*** Entries supplied Section Begins ***
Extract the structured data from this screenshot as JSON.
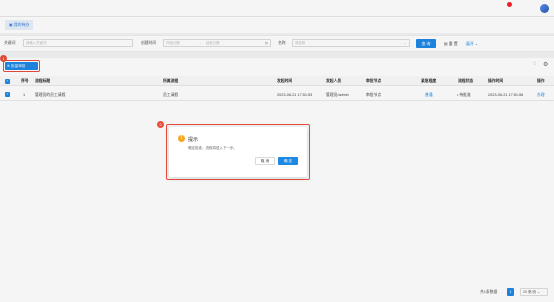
{
  "topbar": {
    "search_label": "搜索"
  },
  "tabs": [
    {
      "label": "我的待办"
    }
  ],
  "filters": {
    "task_type_label": "关键词",
    "task_type_placeholder": "请输入关键词",
    "time_label": "创建时间",
    "time_start_placeholder": "开始日期",
    "time_sep": "→",
    "time_end_placeholder": "结束日期",
    "name_label": "名称",
    "name_placeholder": "请选择",
    "search_btn": "查 询",
    "reset_btn": "重 置",
    "more_btn": "展开"
  },
  "toolbar": {
    "add_label": "批量审批",
    "marker_1": "1"
  },
  "table": {
    "headers": [
      "序号",
      "流程标题",
      "所属流程",
      "发起时间",
      "发起人员",
      "审批节点",
      "紧急程度",
      "流程状态",
      "操作时间",
      "操作"
    ],
    "rows": [
      [
        "1",
        "管理员的员工请假",
        "员工请假",
        "2023-06-21 17:51:53",
        "管理员/admin",
        "审批节点",
        "普通",
        "• 待批准",
        "2023-06-21 17:51:56",
        "办理"
      ]
    ]
  },
  "dialog": {
    "marker_2": "2",
    "title": "提示",
    "message": "确定批准，流程将进入下一步。",
    "cancel": "取 消",
    "ok": "确 定"
  },
  "pagination": {
    "total": "共1条数据",
    "current": "1",
    "page_size": "20 条/页"
  }
}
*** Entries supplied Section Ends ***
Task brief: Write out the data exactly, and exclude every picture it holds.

Written answer:
Extract the structured data from this screenshot as JSON.
{
  "topbar": {
    "search_label": "搜索"
  },
  "tabs": [
    {
      "label": "我的待办"
    }
  ],
  "filters": {
    "task_type_label": "关键词",
    "task_type_placeholder": "请输入关键词",
    "time_label": "创建时间",
    "time_start_placeholder": "开始日期",
    "time_sep": "→",
    "time_end_placeholder": "结束日期",
    "name_label": "名称",
    "name_placeholder": "请选择",
    "search_btn": "查 询",
    "reset_btn": "重 置",
    "more_btn": "展开"
  },
  "toolbar": {
    "add_label": "批量审批",
    "marker_1": "1"
  },
  "table": {
    "headers": [
      "序号",
      "流程标题",
      "所属流程",
      "发起时间",
      "发起人员",
      "审批节点",
      "紧急程度",
      "流程状态",
      "操作时间",
      "操作"
    ],
    "rows": [
      [
        "1",
        "管理员的员工请假",
        "员工请假",
        "2023-06-21 17:51:53",
        "管理员/admin",
        "审批节点",
        "普通",
        "• 待批准",
        "2023-06-21 17:51:56",
        "办理"
      ]
    ]
  },
  "dialog": {
    "marker_2": "2",
    "title": "提示",
    "message": "确定批准，流程将进入下一步。",
    "cancel": "取 消",
    "ok": "确 定"
  },
  "pagination": {
    "total": "共1条数据",
    "current": "1",
    "page_size": "20 条/页"
  }
}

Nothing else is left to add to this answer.